**To do:**
The answer should be an exact copy of the data.

(Stored data entries)
━━━━━━

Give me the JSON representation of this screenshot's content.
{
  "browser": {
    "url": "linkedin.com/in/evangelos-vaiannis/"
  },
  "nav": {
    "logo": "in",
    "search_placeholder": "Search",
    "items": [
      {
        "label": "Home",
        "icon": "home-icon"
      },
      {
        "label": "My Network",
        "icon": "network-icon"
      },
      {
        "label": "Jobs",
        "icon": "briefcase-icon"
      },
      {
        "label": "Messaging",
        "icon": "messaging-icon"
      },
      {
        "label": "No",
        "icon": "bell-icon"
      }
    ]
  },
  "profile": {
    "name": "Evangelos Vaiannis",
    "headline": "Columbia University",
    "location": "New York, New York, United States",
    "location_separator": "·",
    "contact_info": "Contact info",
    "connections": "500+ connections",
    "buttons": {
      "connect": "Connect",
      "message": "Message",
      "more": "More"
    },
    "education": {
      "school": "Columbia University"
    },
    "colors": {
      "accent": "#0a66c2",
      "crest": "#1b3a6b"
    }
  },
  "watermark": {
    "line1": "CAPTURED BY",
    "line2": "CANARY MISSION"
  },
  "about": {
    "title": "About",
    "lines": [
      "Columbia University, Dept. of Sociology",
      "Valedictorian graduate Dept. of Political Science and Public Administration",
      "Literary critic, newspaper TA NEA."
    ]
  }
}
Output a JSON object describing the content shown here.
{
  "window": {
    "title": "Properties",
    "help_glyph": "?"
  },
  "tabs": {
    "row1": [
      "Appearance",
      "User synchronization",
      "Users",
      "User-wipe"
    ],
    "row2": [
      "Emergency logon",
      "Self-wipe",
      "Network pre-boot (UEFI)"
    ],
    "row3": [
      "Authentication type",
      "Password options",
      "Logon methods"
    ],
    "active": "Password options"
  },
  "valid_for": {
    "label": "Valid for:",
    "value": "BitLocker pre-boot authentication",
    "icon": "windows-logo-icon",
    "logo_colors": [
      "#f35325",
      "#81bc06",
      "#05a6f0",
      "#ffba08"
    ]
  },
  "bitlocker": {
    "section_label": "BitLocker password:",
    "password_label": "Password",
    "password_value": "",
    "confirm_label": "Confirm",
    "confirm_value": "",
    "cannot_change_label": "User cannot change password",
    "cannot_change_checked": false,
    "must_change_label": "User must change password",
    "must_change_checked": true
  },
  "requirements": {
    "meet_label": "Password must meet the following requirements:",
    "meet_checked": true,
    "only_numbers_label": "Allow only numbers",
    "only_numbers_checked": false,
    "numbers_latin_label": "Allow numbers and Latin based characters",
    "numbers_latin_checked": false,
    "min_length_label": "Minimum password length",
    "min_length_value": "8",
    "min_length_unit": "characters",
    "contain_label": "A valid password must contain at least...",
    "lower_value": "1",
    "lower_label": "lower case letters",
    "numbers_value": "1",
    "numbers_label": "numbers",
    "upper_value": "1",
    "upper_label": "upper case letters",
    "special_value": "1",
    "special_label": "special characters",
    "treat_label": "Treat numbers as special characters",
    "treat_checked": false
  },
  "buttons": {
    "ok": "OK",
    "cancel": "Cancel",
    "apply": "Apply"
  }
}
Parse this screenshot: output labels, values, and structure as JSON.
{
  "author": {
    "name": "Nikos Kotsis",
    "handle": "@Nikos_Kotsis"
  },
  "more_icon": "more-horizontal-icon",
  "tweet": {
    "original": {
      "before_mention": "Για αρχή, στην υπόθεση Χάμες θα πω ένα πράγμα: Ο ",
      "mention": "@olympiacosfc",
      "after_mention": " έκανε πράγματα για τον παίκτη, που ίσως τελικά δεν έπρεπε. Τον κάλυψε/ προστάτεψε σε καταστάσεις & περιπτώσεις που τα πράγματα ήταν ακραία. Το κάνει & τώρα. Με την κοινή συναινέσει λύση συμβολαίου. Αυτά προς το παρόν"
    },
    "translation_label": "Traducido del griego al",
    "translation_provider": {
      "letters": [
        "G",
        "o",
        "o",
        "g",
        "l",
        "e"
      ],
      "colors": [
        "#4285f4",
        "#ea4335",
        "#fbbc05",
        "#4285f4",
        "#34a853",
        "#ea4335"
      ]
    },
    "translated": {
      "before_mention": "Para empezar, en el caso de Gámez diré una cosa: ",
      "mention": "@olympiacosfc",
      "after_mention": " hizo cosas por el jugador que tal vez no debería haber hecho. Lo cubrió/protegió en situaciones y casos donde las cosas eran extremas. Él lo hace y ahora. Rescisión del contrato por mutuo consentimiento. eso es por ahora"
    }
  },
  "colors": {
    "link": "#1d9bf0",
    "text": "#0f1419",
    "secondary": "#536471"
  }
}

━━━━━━

**Written response:**
Give me the JSON representation of this screenshot's content.
{
  "browser": {
    "url": "linkedin.com/in/evangelos-vaiannis/"
  },
  "nav": {
    "logo": "in",
    "search_placeholder": "Search",
    "items": [
      {
        "label": "Home",
        "icon": "home-icon"
      },
      {
        "label": "My Network",
        "icon": "network-icon"
      },
      {
        "label": "Jobs",
        "icon": "briefcase-icon"
      },
      {
        "label": "Messaging",
        "icon": "messaging-icon"
      },
      {
        "label": "No",
        "icon": "bell-icon"
      }
    ]
  },
  "profile": {
    "name": "Evangelos Vaiannis",
    "headline": "Columbia University",
    "location": "New York, New York, United States",
    "location_separator": "·",
    "contact_info": "Contact info",
    "connections": "500+ connections",
    "buttons": {
      "connect": "Connect",
      "message": "Message",
      "more": "More"
    },
    "education": {
      "school": "Columbia University"
    },
    "colors": {
      "accent": "#0a66c2",
      "crest": "#1b3a6b"
    }
  },
  "watermark": {
    "line1": "CAPTURED BY",
    "line2": "CANARY MISSION"
  },
  "about": {
    "title": "About",
    "lines": [
      "Columbia University, Dept. of Sociology",
      "Valedictorian graduate Dept. of Political Science and Public Administration",
      "Literary critic, newspaper TA NEA."
    ]
  }
}
Output a JSON object describing the content shown here.
{
  "window": {
    "title": "Properties",
    "help_glyph": "?"
  },
  "tabs": {
    "row1": [
      "Appearance",
      "User synchronization",
      "Users",
      "User-wipe"
    ],
    "row2": [
      "Emergency logon",
      "Self-wipe",
      "Network pre-boot (UEFI)"
    ],
    "row3": [
      "Authentication type",
      "Password options",
      "Logon methods"
    ],
    "active": "Password options"
  },
  "valid_for": {
    "label": "Valid for:",
    "value": "BitLocker pre-boot authentication",
    "icon": "windows-logo-icon",
    "logo_colors": [
      "#f35325",
      "#81bc06",
      "#05a6f0",
      "#ffba08"
    ]
  },
  "bitlocker": {
    "section_label": "BitLocker password:",
    "password_label": "Password",
    "password_value": "",
    "confirm_label": "Confirm",
    "confirm_value": "",
    "cannot_change_label": "User cannot change password",
    "cannot_change_checked": false,
    "must_change_label": "User must change password",
    "must_change_checked": true
  },
  "requirements": {
    "meet_label": "Password must meet the following requirements:",
    "meet_checked": true,
    "only_numbers_label": "Allow only numbers",
    "only_numbers_checked": false,
    "numbers_latin_label": "Allow numbers and Latin based characters",
    "numbers_latin_checked": false,
    "min_length_label": "Minimum password length",
    "min_length_value": "8",
    "min_length_unit": "characters",
    "contain_label": "A valid password must contain at least...",
    "lower_value": "1",
    "lower_label": "lower case letters",
    "numbers_value": "1",
    "numbers_label": "numbers",
    "upper_value": "1",
    "upper_label": "upper case letters",
    "special_value": "1",
    "special_label": "special characters",
    "treat_label": "Treat numbers as special characters",
    "treat_checked": false
  },
  "buttons": {
    "ok": "OK",
    "cancel": "Cancel",
    "apply": "Apply"
  }
}
Parse this screenshot: output labels, values, and structure as JSON.
{
  "author": {
    "name": "Nikos Kotsis",
    "handle": "@Nikos_Kotsis"
  },
  "more_icon": "more-horizontal-icon",
  "tweet": {
    "original": {
      "before_mention": "Για αρχή, στην υπόθεση Χάμες θα πω ένα πράγμα: Ο ",
      "mention": "@olympiacosfc",
      "after_mention": " έκανε πράγματα για τον παίκτη, που ίσως τελικά δεν έπρεπε. Τον κάλυψε/ προστάτεψε σε καταστάσεις & περιπτώσεις που τα πράγματα ήταν ακραία. Το κάνει & τώρα. Με την κοινή συναινέσει λύση συμβολαίου. Αυτά προς το παρόν"
    },
    "translation_label": "Traducido del griego al",
    "translation_provider": {
      "letters": [
        "G",
        "o",
        "o",
        "g",
        "l",
        "e"
      ],
      "colors": [
        "#4285f4",
        "#ea4335",
        "#fbbc05",
        "#4285f4",
        "#34a853",
        "#ea4335"
      ]
    },
    "translated": {
      "before_mention": "Para empezar, en el caso de Gámez diré una cosa: ",
      "mention": "@olympiacosfc",
      "after_mention": " hizo cosas por el jugador que tal vez no debería haber hecho. Lo cubrió/protegió en situaciones y casos donde las cosas eran extremas. Él lo hace y ahora. Rescisión del contrato por mutuo consentimiento. eso es por ahora"
    }
  },
  "colors": {
    "link": "#1d9bf0",
    "text": "#0f1419",
    "secondary": "#536471"
  }
}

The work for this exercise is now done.